DATA RECORDS>

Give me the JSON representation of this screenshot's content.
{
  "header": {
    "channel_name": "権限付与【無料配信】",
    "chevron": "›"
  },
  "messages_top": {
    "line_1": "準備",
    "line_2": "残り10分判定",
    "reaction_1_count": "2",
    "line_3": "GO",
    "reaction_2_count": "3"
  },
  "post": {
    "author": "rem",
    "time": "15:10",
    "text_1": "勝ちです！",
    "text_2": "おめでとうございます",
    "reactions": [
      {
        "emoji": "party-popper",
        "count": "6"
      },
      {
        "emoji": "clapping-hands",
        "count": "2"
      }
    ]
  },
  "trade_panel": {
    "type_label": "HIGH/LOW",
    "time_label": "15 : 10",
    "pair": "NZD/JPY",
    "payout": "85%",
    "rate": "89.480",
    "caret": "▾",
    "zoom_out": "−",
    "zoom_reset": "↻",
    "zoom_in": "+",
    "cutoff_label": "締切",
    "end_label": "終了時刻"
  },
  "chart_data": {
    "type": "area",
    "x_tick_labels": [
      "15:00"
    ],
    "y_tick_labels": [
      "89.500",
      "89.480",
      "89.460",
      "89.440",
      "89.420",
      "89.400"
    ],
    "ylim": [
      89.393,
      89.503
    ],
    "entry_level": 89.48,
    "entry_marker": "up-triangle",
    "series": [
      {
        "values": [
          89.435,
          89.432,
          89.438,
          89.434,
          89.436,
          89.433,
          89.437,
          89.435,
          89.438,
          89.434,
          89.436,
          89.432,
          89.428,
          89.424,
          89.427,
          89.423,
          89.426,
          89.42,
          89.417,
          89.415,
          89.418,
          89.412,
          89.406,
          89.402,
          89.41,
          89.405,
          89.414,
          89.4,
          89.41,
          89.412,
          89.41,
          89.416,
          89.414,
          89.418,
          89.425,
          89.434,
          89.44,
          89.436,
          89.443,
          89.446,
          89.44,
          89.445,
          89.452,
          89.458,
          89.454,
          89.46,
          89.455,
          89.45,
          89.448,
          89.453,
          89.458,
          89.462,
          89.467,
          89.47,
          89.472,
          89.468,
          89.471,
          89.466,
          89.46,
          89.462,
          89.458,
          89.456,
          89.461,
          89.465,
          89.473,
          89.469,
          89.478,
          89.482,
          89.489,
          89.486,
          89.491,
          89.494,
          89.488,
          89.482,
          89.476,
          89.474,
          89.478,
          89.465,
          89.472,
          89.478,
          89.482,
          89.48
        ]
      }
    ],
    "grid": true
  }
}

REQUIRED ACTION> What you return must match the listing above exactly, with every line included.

RESPONSE TO THIS EXERCISE>
Give me the JSON representation of this screenshot's content.
{
  "header": {
    "channel_name": "権限付与【無料配信】",
    "chevron": "›"
  },
  "messages_top": {
    "line_1": "準備",
    "line_2": "残り10分判定",
    "reaction_1_count": "2",
    "line_3": "GO",
    "reaction_2_count": "3"
  },
  "post": {
    "author": "rem",
    "time": "15:10",
    "text_1": "勝ちです！",
    "text_2": "おめでとうございます",
    "reactions": [
      {
        "emoji": "party-popper",
        "count": "6"
      },
      {
        "emoji": "clapping-hands",
        "count": "2"
      }
    ]
  },
  "trade_panel": {
    "type_label": "HIGH/LOW",
    "time_label": "15 : 10",
    "pair": "NZD/JPY",
    "payout": "85%",
    "rate": "89.480",
    "caret": "▾",
    "zoom_out": "−",
    "zoom_reset": "↻",
    "zoom_in": "+",
    "cutoff_label": "締切",
    "end_label": "終了時刻"
  },
  "chart_data": {
    "type": "area",
    "x_tick_labels": [
      "15:00"
    ],
    "y_tick_labels": [
      "89.500",
      "89.480",
      "89.460",
      "89.440",
      "89.420",
      "89.400"
    ],
    "ylim": [
      89.393,
      89.503
    ],
    "entry_level": 89.48,
    "entry_marker": "up-triangle",
    "series": [
      {
        "values": [
          89.435,
          89.432,
          89.438,
          89.434,
          89.436,
          89.433,
          89.437,
          89.435,
          89.438,
          89.434,
          89.436,
          89.432,
          89.428,
          89.424,
          89.427,
          89.423,
          89.426,
          89.42,
          89.417,
          89.415,
          89.418,
          89.412,
          89.406,
          89.402,
          89.41,
          89.405,
          89.414,
          89.4,
          89.41,
          89.412,
          89.41,
          89.416,
          89.414,
          89.418,
          89.425,
          89.434,
          89.44,
          89.436,
          89.443,
          89.446,
          89.44,
          89.445,
          89.452,
          89.458,
          89.454,
          89.46,
          89.455,
          89.45,
          89.448,
          89.453,
          89.458,
          89.462,
          89.467,
          89.47,
          89.472,
          89.468,
          89.471,
          89.466,
          89.46,
          89.462,
          89.458,
          89.456,
          89.461,
          89.465,
          89.473,
          89.469,
          89.478,
          89.482,
          89.489,
          89.486,
          89.491,
          89.494,
          89.488,
          89.482,
          89.476,
          89.474,
          89.478,
          89.465,
          89.472,
          89.478,
          89.482,
          89.48
        ]
      }
    ],
    "grid": true
  }
}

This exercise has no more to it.